- Opening Delimiter -

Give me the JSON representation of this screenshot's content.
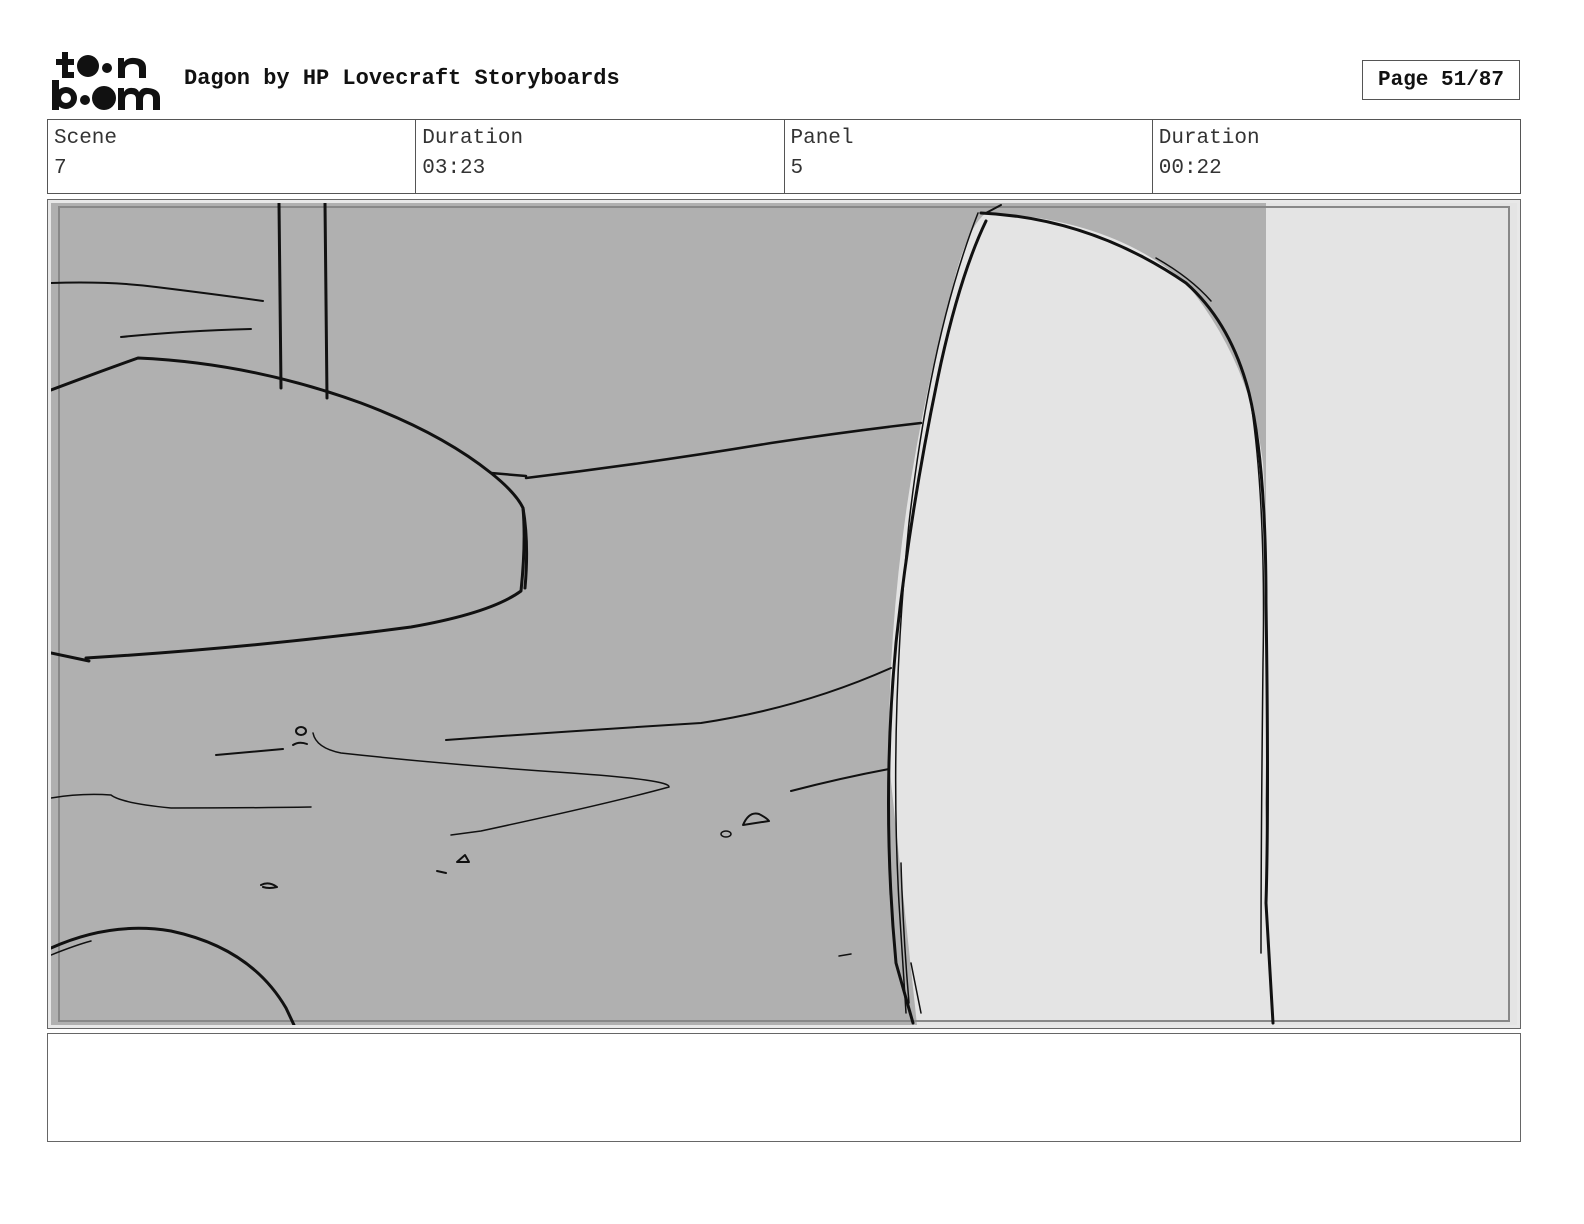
{
  "header": {
    "logo_text": "toon boom",
    "title": "Dagon by HP Lovecraft Storyboards",
    "page": "Page 51/87"
  },
  "info": {
    "scene_label": "Scene",
    "scene_value": "7",
    "scene_duration_label": "Duration",
    "scene_duration_value": "03:23",
    "panel_label": "Panel",
    "panel_value": "5",
    "panel_duration_label": "Duration",
    "panel_duration_value": "00:22"
  },
  "panel": {
    "colors": {
      "background_grey": "#b0b0b0",
      "foreground_light": "#e4e4e4",
      "line": "#111111"
    }
  },
  "notes": {
    "text": ""
  }
}
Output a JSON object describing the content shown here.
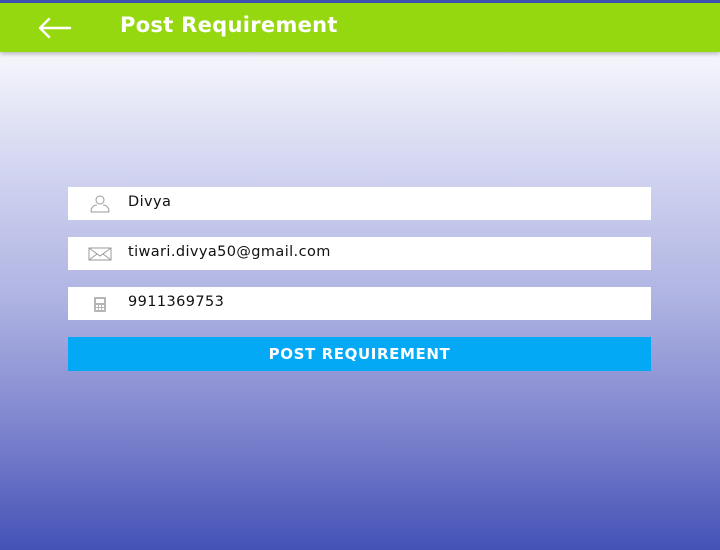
{
  "app_bar": {
    "title": "Post Requirement",
    "back_icon": "arrow-left-icon",
    "color": "#96d80f"
  },
  "form": {
    "name": {
      "value": "Divya",
      "icon": "person-icon"
    },
    "email": {
      "value": "tiwari.divya50@gmail.com",
      "icon": "envelope-icon"
    },
    "phone": {
      "value": "9911369753",
      "icon": "phone-icon"
    },
    "submit_label": "POST REQUIREMENT",
    "submit_color": "#03a9f4"
  }
}
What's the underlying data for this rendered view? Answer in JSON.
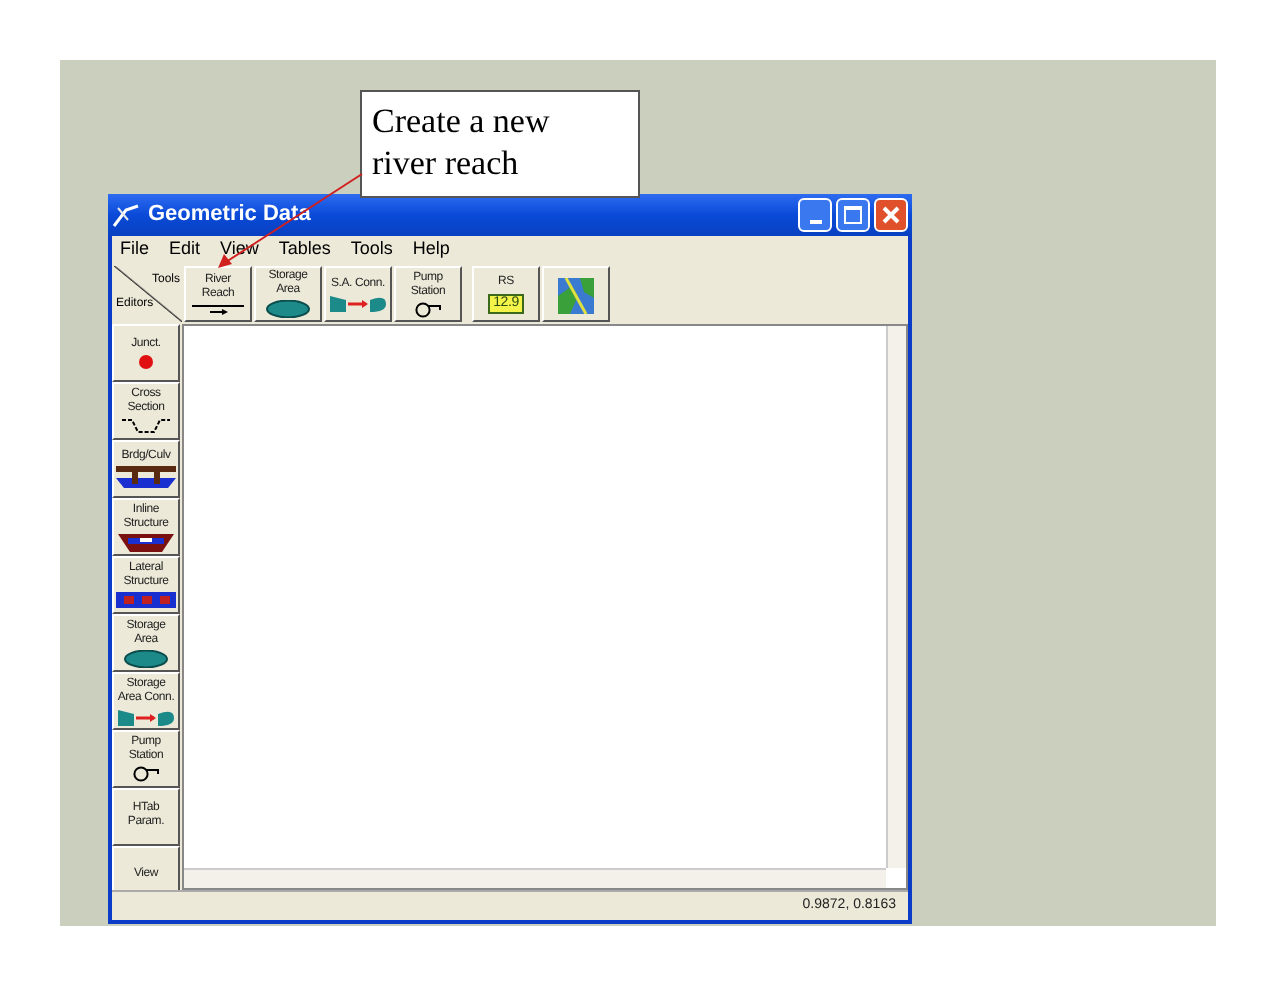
{
  "callout": {
    "text": "Create a new river reach"
  },
  "window": {
    "title": "Geometric Data"
  },
  "menu": [
    "File",
    "Edit",
    "View",
    "Tables",
    "Tools",
    "Help"
  ],
  "toolbar": {
    "corner_top": "Tools",
    "corner_bottom": "Editors",
    "tools": [
      {
        "label": "River Reach",
        "kind": "line"
      },
      {
        "label": "Storage Area",
        "kind": "blob"
      },
      {
        "label": "S.A. Conn.",
        "kind": "conn"
      },
      {
        "label": "Pump Station",
        "kind": "pump"
      },
      {
        "label": "RS",
        "kind": "tag",
        "tag": "12.9"
      },
      {
        "kind": "map"
      }
    ]
  },
  "editors": [
    {
      "label": "Junct.",
      "kind": "dot"
    },
    {
      "label": "Cross Section",
      "kind": "section"
    },
    {
      "label": "Brdg/Culv",
      "kind": "bridge"
    },
    {
      "label": "Inline Structure",
      "kind": "inline"
    },
    {
      "label": "Lateral Structure",
      "kind": "lateral"
    },
    {
      "label": "Storage Area",
      "kind": "blob"
    },
    {
      "label": "Storage Area Conn.",
      "kind": "conn"
    },
    {
      "label": "Pump Station",
      "kind": "pump"
    },
    {
      "label": "HTab Param.",
      "kind": "none"
    },
    {
      "label": "View",
      "kind": "none"
    }
  ],
  "status_bar": {
    "coordinates": "0.9872, 0.8163"
  }
}
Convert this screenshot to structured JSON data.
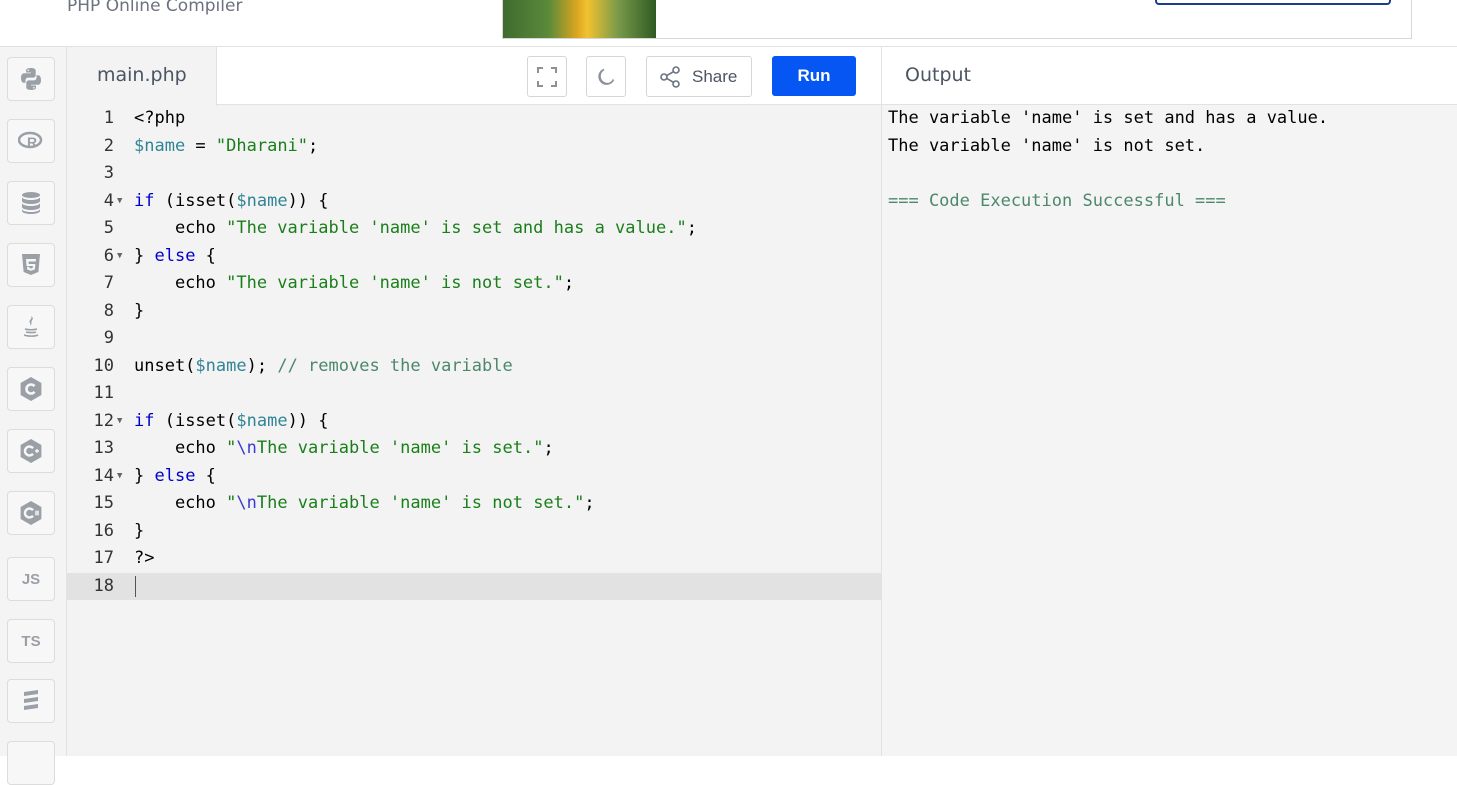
{
  "header": {
    "subtitle": "PHP Online Compiler"
  },
  "sidebar": {
    "items": [
      {
        "name": "python"
      },
      {
        "name": "r"
      },
      {
        "name": "sql"
      },
      {
        "name": "html5"
      },
      {
        "name": "java"
      },
      {
        "name": "c"
      },
      {
        "name": "cpp"
      },
      {
        "name": "csharp"
      },
      {
        "name": "js",
        "label": "JS"
      },
      {
        "name": "ts",
        "label": "TS"
      },
      {
        "name": "go"
      }
    ]
  },
  "editor": {
    "filename": "main.php",
    "share_label": "Share",
    "run_label": "Run",
    "line_numbers": [
      "1",
      "2",
      "3",
      "4",
      "5",
      "6",
      "7",
      "8",
      "9",
      "10",
      "11",
      "12",
      "13",
      "14",
      "15",
      "16",
      "17",
      "18"
    ]
  },
  "output": {
    "title": "Output",
    "lines": [
      "The variable 'name' is set and has a value.",
      "The variable 'name' is not set.",
      "",
      "=== Code Execution Successful ==="
    ]
  }
}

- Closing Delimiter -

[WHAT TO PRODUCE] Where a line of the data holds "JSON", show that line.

[OUTPUT FOR THIS EXERCISE]
Give me the JSON representation of this screenshot's content.
Output a JSON object describing the content shown here.
What's the underlying data for this rendered view? Answer in JSON.
Convert this screenshot to structured JSON data.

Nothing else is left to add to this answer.